Nate Moore, CPA, MBA, FACMPE, president and chief executive officer of Moore Solutions Inc., visits with us about the data used to drive health operations. In healthcare one of the big concerns is revenue generation.
There are numerous strategies around how to maximize this income and ensure to profitability or sustainability of this practice. Moore contributed to this complex situation by taking some steps back and insisting we analyze the data in front of us. He said that by doing so, there is the potential of uncovering obstacles that can be easily removed and increase efficiencies.
How to Look at the Data
Moore said how you look at the data isn’t the most important concept when evaluating this information. If you can look at it with great dashboards and analytics, that is excellent. But if you need to work through the data in something such as a pivot table, that works just as well too. He has recently been advocating for the increased use of pivot tables due to the functionality. If you can organize all the information into groups and single out what is being investigated, that’s all you really need.
The second significant piece to looking at your data is customization, customization, customization. Just because one practice is able to look at one aspect of their data and increase their functionality, does not mean that your practice is experiencing the same difficulties and will be able to resolve based on the same reporting. Each operation, situation, or provider is different and you must look at information that is pertinent or specific to that scenario and use those evaluations to obtain the goals set out.
What This Shows Us
Moore said a common perspective of healthcare operations administration is to increase the productivity of the physicians in order to generate more revenue. While he does not always disagree with this, there are often other things at play than the physician’s actual productivity. It’s not that physicians need to work harder, we need to understand what is happening to result in the current levels of productivity and how we can fix it. For example, if a provider is limited by space, resources, or time, data could bring these factors to light rather than assuming the provider could be doing more. By looking through the information at hand it may be determined that the provider has reached their threshold with the resources available and need additional external inputs before they can actually increase operations.
How it’s Relatable
Let’s say you are trying to engage provider’s in your practice and get them to understand what is necessary for the clinic to sustain their operations.

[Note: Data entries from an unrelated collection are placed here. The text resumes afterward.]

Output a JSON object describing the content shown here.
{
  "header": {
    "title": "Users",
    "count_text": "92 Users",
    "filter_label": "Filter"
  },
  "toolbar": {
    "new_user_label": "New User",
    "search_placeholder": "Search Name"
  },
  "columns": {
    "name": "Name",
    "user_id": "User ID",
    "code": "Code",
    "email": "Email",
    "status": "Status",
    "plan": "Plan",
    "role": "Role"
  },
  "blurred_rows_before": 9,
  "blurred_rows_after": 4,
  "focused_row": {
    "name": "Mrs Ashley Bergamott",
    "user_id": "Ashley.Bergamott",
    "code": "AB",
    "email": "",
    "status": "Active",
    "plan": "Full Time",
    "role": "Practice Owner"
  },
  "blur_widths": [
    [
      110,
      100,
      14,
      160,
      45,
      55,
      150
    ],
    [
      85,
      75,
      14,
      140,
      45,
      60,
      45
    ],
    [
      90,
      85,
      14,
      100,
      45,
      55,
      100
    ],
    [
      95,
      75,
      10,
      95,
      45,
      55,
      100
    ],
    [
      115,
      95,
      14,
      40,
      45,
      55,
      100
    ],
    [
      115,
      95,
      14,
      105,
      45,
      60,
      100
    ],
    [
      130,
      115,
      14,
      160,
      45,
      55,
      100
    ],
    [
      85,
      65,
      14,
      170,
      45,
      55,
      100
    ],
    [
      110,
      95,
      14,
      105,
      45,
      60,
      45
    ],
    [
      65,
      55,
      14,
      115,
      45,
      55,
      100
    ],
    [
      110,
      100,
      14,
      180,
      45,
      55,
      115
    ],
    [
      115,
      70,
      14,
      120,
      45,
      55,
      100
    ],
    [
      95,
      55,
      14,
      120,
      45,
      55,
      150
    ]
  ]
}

Moore challenged with the question, “If you had one page to present to your physician’s monthly, what would you include in this report?” By understanding what your providers value as a driving force, you may be able to simply show them how they are tracking and inspire them to maintain productivity without much input. If it’s compensation incentives, then include that in the report. If it is patient satisfaction, then show them how they compare to other individuals. Again, this brings us back to the customization perspective which is very important to keep in consideration. Ensuring the data is coming from a legitimate source and understanding how it is to be applied will prove the effectiveness of this strategy. Once we can approach our difficulties with the appropriate arsenal of information, we should begin to see a shift in healthcare operations.